A couple of weeks ago the Pasold Research Fund held its annual conference. This year’s event marked the fiftieth anniversary of the Pasold’s journal, Textile History, and was a chance to reflect on how the discipline of textile history has changed and developed over the last few decades. The conference was made up of two panels of short papers, with extended time for questions and discussion. The first panel examined some of the main approaches or ideas that have been examined in textile history, as both a journal and a field. Mary Brooks looked at the inclusion of works on textile conservation in the journal, Philip Sykas at the issue of design, Miki Sugihura at the notion of value, and Beverly Lemire at the journal’s intersection with material culture studies. The second panel was on new directions in textile history, and featured PhD students and ECRs giving introductions to their research. I presented on men’s fashion news in early modern Europe, Rudy Jos Beerens discussed seventeenth-century tapestry production from a socio-economic angle, Rosanne Waine looked at the revival of Highland dress in the late eighteenth and nineteenth centuries, Jo Tierney talked about the design and trade of British textiles to West Africa, and Magali An Berthon examined silk weaving in contemporary Cambodia.
One thing the conference showed was just how interdisciplinary the field of textile history is. The speakers and audience came from a variety of different backgrounds and disciplines, including: social and cultural history, design history, economic history, conservation, and practice-based research. There were people there who teach in history departments, who are based in fashion and art schools, and who work in museums. However it was emphasised in the discussions that this interdisciplinarity didn’t occur naturally and shouldn’t be taken for granted – it was something that the journal actively worked on developing. One thing I really liked that Beverly Lemire said is that textiles take scholars in a variety of different directions, and Textile History narrates those journeys.
The ‘material turn’ was one of the topics that received a great deal of attention during the conference, although many attendees pointed out that they dislike this way of referring to the rise of material culture in recent historiography, as a ‘turn’ implies something that can be reversed. When it was asked whether the ‘material turn’ has really affected textile studies – with the assumption being that such a topic of inquiry naturally encourages a material approach or the study of objects – it was pointed out that things could so easily have gone the other way, with the journal Fashion Theory, which takes a much more theoretical approach to the study of dress and textiles, being a case in point.
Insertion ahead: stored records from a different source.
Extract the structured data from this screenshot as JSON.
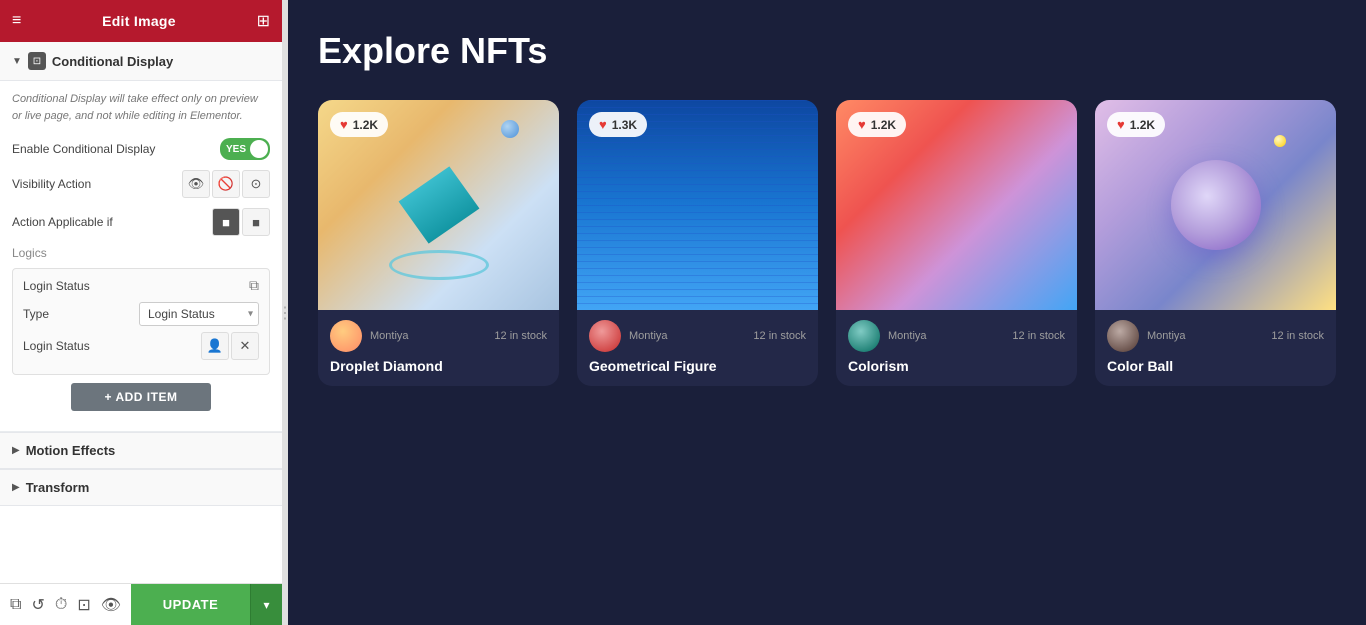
{
  "header": {
    "title": "Edit Image",
    "menu_icon": "≡",
    "grid_icon": "⊞"
  },
  "conditional_display": {
    "section_title": "Conditional Display",
    "info_text": "Conditional Display will take effect only on preview or live page, and not while editing in Elementor.",
    "enable_label": "Enable Conditional Display",
    "toggle_label": "YES",
    "visibility_action_label": "Visibility Action",
    "action_applicable_label": "Action Applicable if",
    "logics_label": "Logics",
    "login_status_label": "Login Status",
    "type_label": "Type",
    "type_value": "Login Status",
    "login_status_row_label": "Login Status",
    "add_item_label": "+ ADD ITEM"
  },
  "motion_effects": {
    "section_title": "Motion Effects"
  },
  "transform": {
    "section_title": "Transform"
  },
  "bottom_bar": {
    "update_label": "UPDATE"
  },
  "main": {
    "title": "Explore NFTs",
    "cards": [
      {
        "title": "Droplet Diamond",
        "username": "Montiya",
        "stock": "12 in stock",
        "likes": "1.2K"
      },
      {
        "title": "Geometrical Figure",
        "username": "Montiya",
        "stock": "12 in stock",
        "likes": "1.3K"
      },
      {
        "title": "Colorism",
        "username": "Montiya",
        "stock": "12 in stock",
        "likes": "1.2K"
      },
      {
        "title": "Color Ball",
        "username": "Montiya",
        "stock": "12 in stock",
        "likes": "1.2K"
      }
    ]
  }
}
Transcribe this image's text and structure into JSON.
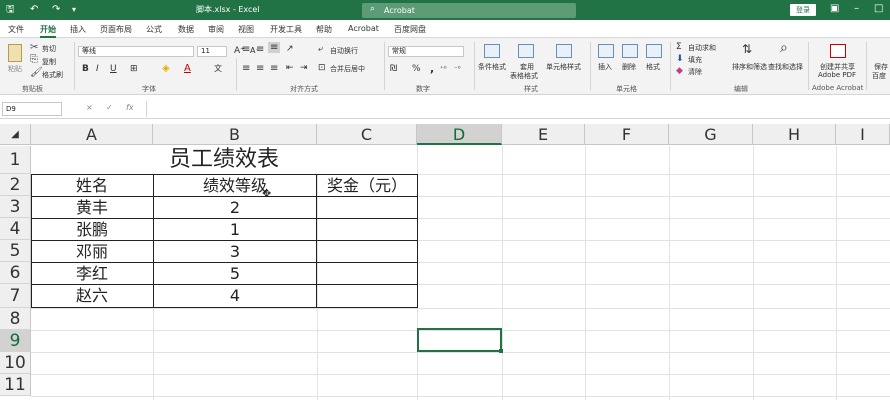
{
  "window": {
    "title": "脚本.xlsx - Excel",
    "search_icon": "⌕",
    "search_text": "Acrobat",
    "login": "登录"
  },
  "tabs": [
    "文件",
    "开始",
    "插入",
    "页面布局",
    "公式",
    "数据",
    "审阅",
    "视图",
    "开发工具",
    "帮助",
    "Acrobat",
    "百度网盘"
  ],
  "active_tab": "开始",
  "ribbon": {
    "clipboard": {
      "paste": "粘贴",
      "cut": "剪切",
      "copy": "复制",
      "format_painter": "格式刷",
      "group": "剪贴板"
    },
    "font": {
      "name": "等线",
      "size": "11",
      "group": "字体",
      "bold": "B",
      "italic": "I",
      "underline": "U",
      "font_color": "A"
    },
    "alignment": {
      "wrap": "自动换行",
      "merge": "合并后居中",
      "group": "对齐方式"
    },
    "number": {
      "format": "常规",
      "group": "数字",
      "percent": "%",
      "comma": ","
    },
    "styles": {
      "cond": "条件格式",
      "table1": "套用",
      "table2": "表格格式",
      "cell_styles": "单元格样式",
      "group": "样式"
    },
    "cells": {
      "insert": "插入",
      "delete": "删除",
      "format": "格式",
      "group": "单元格"
    },
    "editing": {
      "autosum": "自动求和",
      "fill": "填充",
      "clear": "清除",
      "sort": "排序和筛选",
      "find": "查找和选择",
      "group": "编辑"
    },
    "acrobat": {
      "create1": "创建并共享",
      "create2": "Adobe PDF",
      "save1": "保存",
      "save2": "百度",
      "group": "Adobe Acrobat"
    }
  },
  "formula_bar": {
    "name_box": "D9",
    "cancel": "×",
    "enter": "✓",
    "fx": "fx"
  },
  "columns": [
    "A",
    "B",
    "C",
    "D",
    "E",
    "F",
    "G",
    "H",
    "I"
  ],
  "rows": [
    "1",
    "2",
    "3",
    "4",
    "5",
    "6",
    "7",
    "8",
    "9",
    "10",
    "11"
  ],
  "selected_col": "D",
  "selected_row": "9",
  "sheet": {
    "title": "员工绩效表",
    "headers": [
      "姓名",
      "绩效等级",
      "奖金（元）"
    ],
    "data": [
      [
        "黄丰",
        "2",
        ""
      ],
      [
        "张鹏",
        "1",
        ""
      ],
      [
        "邓丽",
        "3",
        ""
      ],
      [
        "李红",
        "5",
        ""
      ],
      [
        "赵六",
        "4",
        ""
      ]
    ]
  }
}
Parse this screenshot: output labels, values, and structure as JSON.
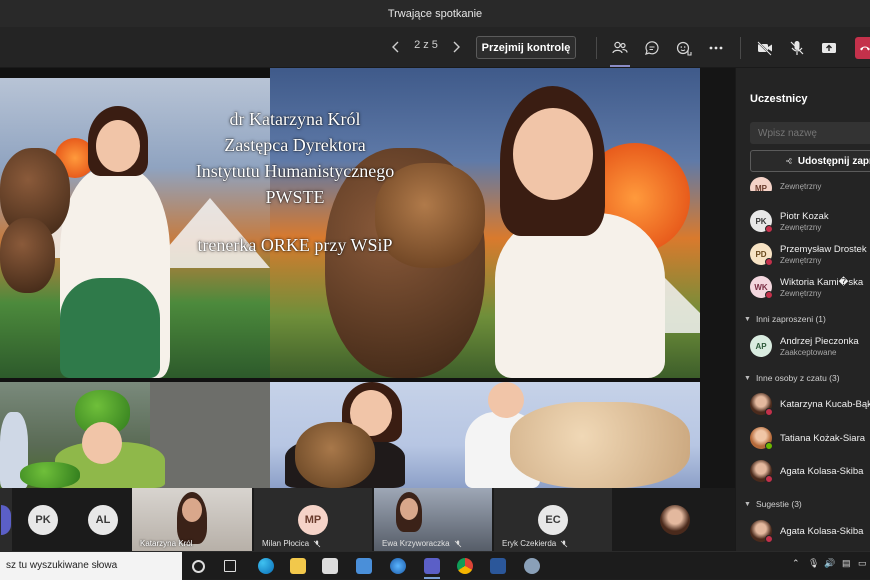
{
  "window": {
    "title": "Trwające spotkanie"
  },
  "toolbar": {
    "page_indicator": "2 z 5",
    "take_control_label": "Przejmij kontrolę"
  },
  "presentation": {
    "lines": [
      "dr Katarzyna Król",
      "Zastępca Dyrektora",
      "Instytutu Humanistycznego",
      "PWSTE"
    ],
    "line2": "trenerka ORKE przy WSiP"
  },
  "strip": {
    "tiles": [
      {
        "initials": "PK"
      },
      {
        "initials": "AL"
      },
      {
        "name": "Katarzyna Król"
      },
      {
        "initials": "MP",
        "name": "Milan Płocica"
      },
      {
        "name": "Ewa Krzyworaczka"
      },
      {
        "initials": "EC",
        "name": "Eryk Czekierda"
      }
    ]
  },
  "panel": {
    "title": "Uczestnicy",
    "search_placeholder": "Wpisz nazwę",
    "share_label": "Udostępnij zapro",
    "people": [
      {
        "initials": "MP",
        "name": "",
        "sub": "Zewnętrzny"
      },
      {
        "initials": "PK",
        "name": "Piotr Kozak",
        "sub": "Zewnętrzny"
      },
      {
        "initials": "PD",
        "name": "Przemysław Drostek",
        "sub": "Zewnętrzny"
      },
      {
        "initials": "WK",
        "name": "Wiktoria Kami�ska",
        "sub": "Zewnętrzny"
      }
    ],
    "section_invited": "Inni zaproszeni (1)",
    "invited": [
      {
        "initials": "AP",
        "name": "Andrzej Pieczonka",
        "sub": "Zaakceptowane"
      }
    ],
    "section_chat": "Inne osoby z czatu (3)",
    "chat": [
      {
        "name": "Katarzyna Kucab-Bąk"
      },
      {
        "name": "Tatiana Kożak-Siara"
      },
      {
        "name": "Agata Kolasa-Skiba"
      }
    ],
    "section_suggestions": "Sugestie (3)",
    "suggestions": [
      {
        "name": "Agata Kolasa-Skiba"
      }
    ]
  },
  "taskbar": {
    "search_text": "sz tu wyszukiwane słowa"
  },
  "colors": {
    "accent": "#8b8cc7",
    "hangup": "#c4314b",
    "status_red": "#c4314b",
    "status_green": "#6bb700"
  }
}
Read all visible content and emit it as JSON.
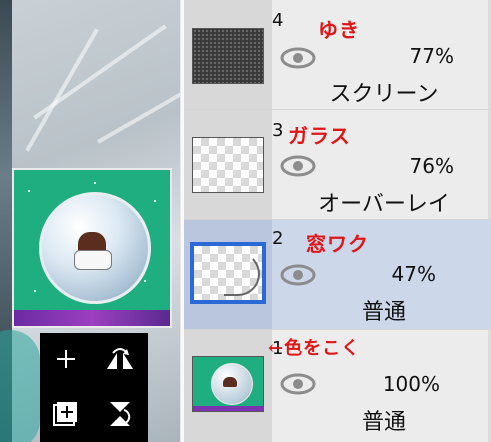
{
  "toolbox": {
    "icons": [
      "add-layer-icon",
      "flip-layer-icon",
      "add-folder-icon",
      "merge-down-icon"
    ]
  },
  "layers": [
    {
      "number": "4",
      "annotation": "ゆき",
      "opacity": "77%",
      "blend": "スクリーン",
      "thumbnail": "noise",
      "selected": false
    },
    {
      "number": "3",
      "annotation": "ガラス",
      "opacity": "76%",
      "blend": "オーバーレイ",
      "thumbnail": "transparent",
      "selected": false
    },
    {
      "number": "2",
      "annotation": "窓ワク",
      "opacity": "47%",
      "blend": "普通",
      "thumbnail": "arc",
      "selected": true
    },
    {
      "number": "1",
      "annotation": "←色をこく",
      "opacity": "100%",
      "blend": "普通",
      "thumbnail": "image",
      "selected": false
    }
  ],
  "colors": {
    "selected_row": "#ccd7ea",
    "selected_frame": "#2a69d6",
    "annotation": "#e01515"
  }
}
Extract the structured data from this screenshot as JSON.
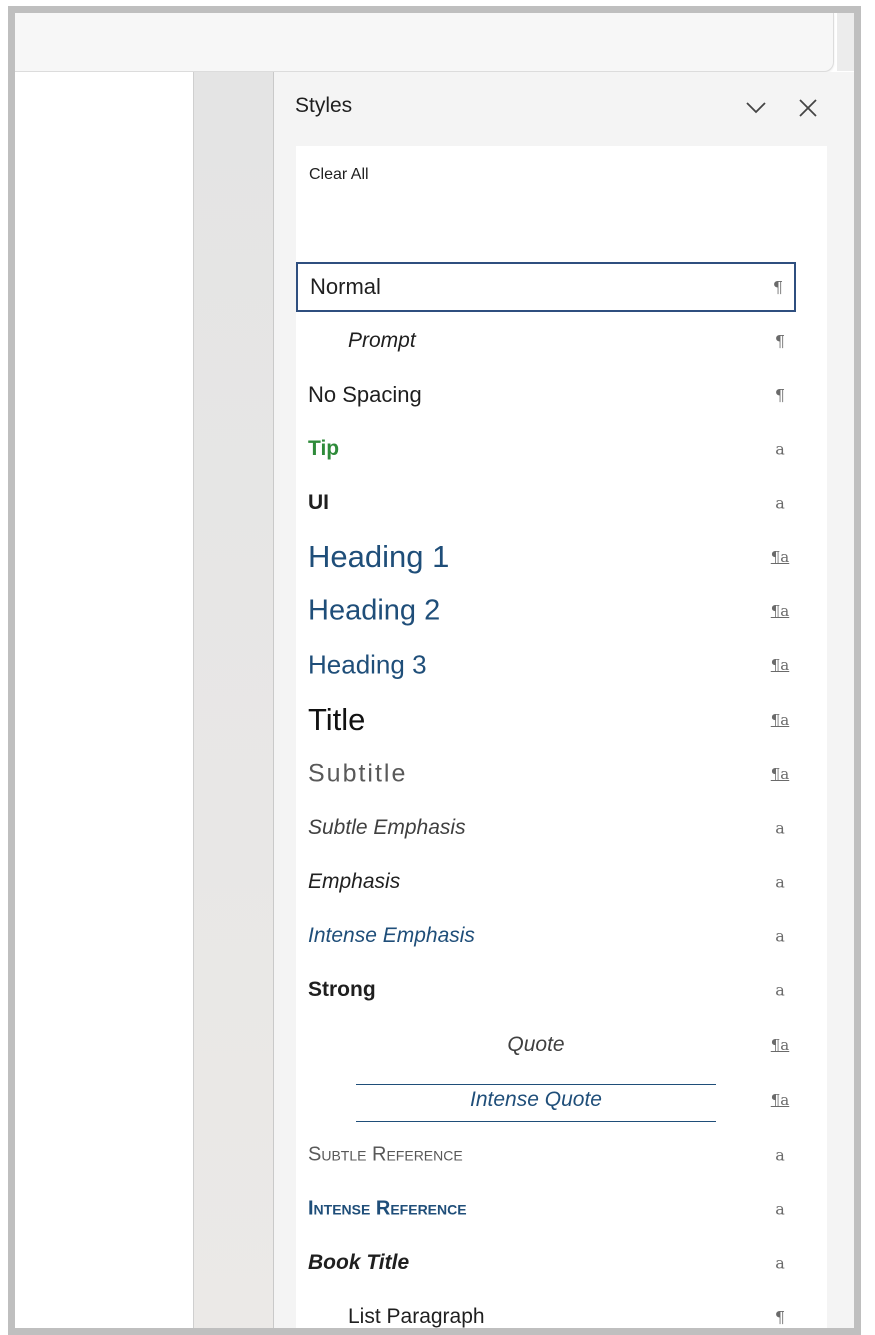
{
  "pane": {
    "title": "Styles",
    "clear_all": "Clear All"
  },
  "styles": [
    {
      "name": "Normal",
      "type": "¶"
    },
    {
      "name": "Prompt",
      "type": "¶"
    },
    {
      "name": "No Spacing",
      "type": "¶"
    },
    {
      "name": "Tip",
      "type": "a"
    },
    {
      "name": "UI",
      "type": "a"
    },
    {
      "name": "Heading 1",
      "type": "¶a"
    },
    {
      "name": "Heading 2",
      "type": "¶a"
    },
    {
      "name": "Heading 3",
      "type": "¶a"
    },
    {
      "name": "Title",
      "type": "¶a"
    },
    {
      "name": "Subtitle",
      "type": "¶a"
    },
    {
      "name": "Subtle Emphasis",
      "type": "a"
    },
    {
      "name": "Emphasis",
      "type": "a"
    },
    {
      "name": "Intense Emphasis",
      "type": "a"
    },
    {
      "name": "Strong",
      "type": "a"
    },
    {
      "name": "Quote",
      "type": "¶a"
    },
    {
      "name": "Intense Quote",
      "type": "¶a"
    },
    {
      "name": "Subtle Reference",
      "type": "a"
    },
    {
      "name": "Intense Reference",
      "type": "a"
    },
    {
      "name": "Book Title",
      "type": "a"
    },
    {
      "name": "List Paragraph",
      "type": "¶"
    }
  ],
  "colors": {
    "selected_border": "#2f4f7f",
    "heading": "#1f4e79",
    "tip": "#2e8b3a"
  }
}
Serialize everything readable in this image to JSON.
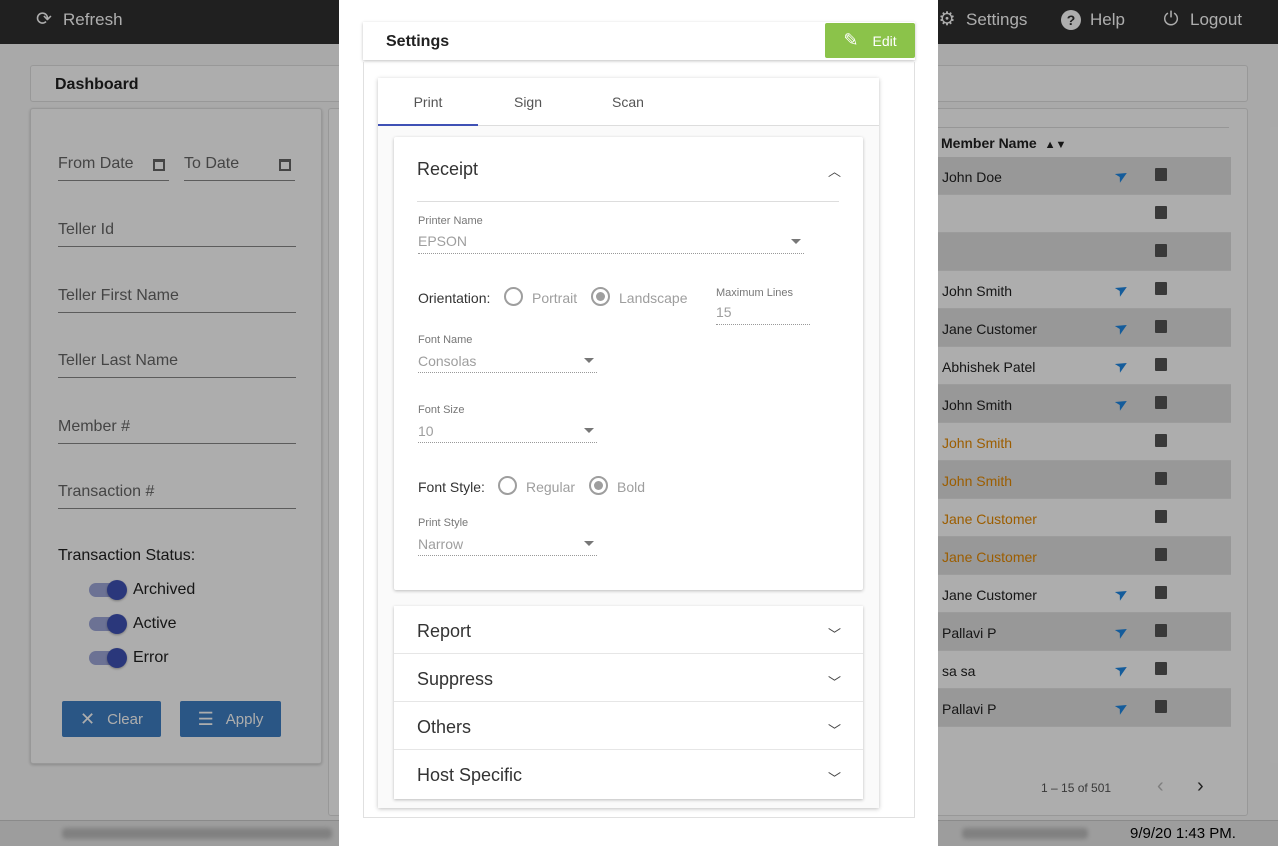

Lemire argued that Textile History had played an important role in building bridges between museums and academia, and she highlighted the inclusion of Object Lessons in the journal for providing a space in which materiality could be more readily incorporated and addressed.
The conference also revealed how much structural factors have influenced what kinds of research get published in the journal. Mary Brooks pointed out that the existence of a cluster of articles on textile conservation in Textile History in the 1980s in particular was due in part to the priorities and interests of the company which was publishing the journal at the time. Lemire noted the importance of the journal’s move to printing in colour for encouraging scholars who focused on objects to publish their work in Textile History. The rise and fall of particular strands within textile history can also be related to external factors. The growth of online museum catalogues has made it much easier for scholars to access and analyse objects, and so take a material culture approach to the study of textile history. Conversely, it was suggested that the relative lack of articles on machinery now in Textile History compared to fifty years ago may be due to the fact that the kinds of museums that hold examples of such machinery are either closing down or housing them in their stores in pieces, making their study more difficult. It was also proposed that the decline of studies from a business history perspective is because business history itself has moved away from the study of production, and even out of humanities departments, rather than because of any deliberate policy or actions of the journal.
As a panellist, I had been sent some possible questions for the discussion after our papers by the chair. One of these, which we didn’t address specifically during the day itself, was what we thought the major changes in the discipline had been and where we thought it was going. In musing on this issue in advance of the conference, I realised that I’m excited by the fact that textile history has both embraced and been embraced by global history, with textiles and the exchange of ideas, motifs, raw materials, finished products, and production processes and technologies a key way of demonstrating the interconnectedness of the world throughout history. I’m excited by the fact that the fields of textile, fashion and dress history are increasingly gaining legitimacy and being taken more seriously. But most of all, I’m genuinely looking forward to seeing where the field goes in the next few years. Because I know of a number of brilliant scholars who are working on dress, textile and fashion history, most of whom have recently finished or are currently working on their PhDs, and I can’t wait to read their forthcoming publications and hear more about their exciting and innovative research.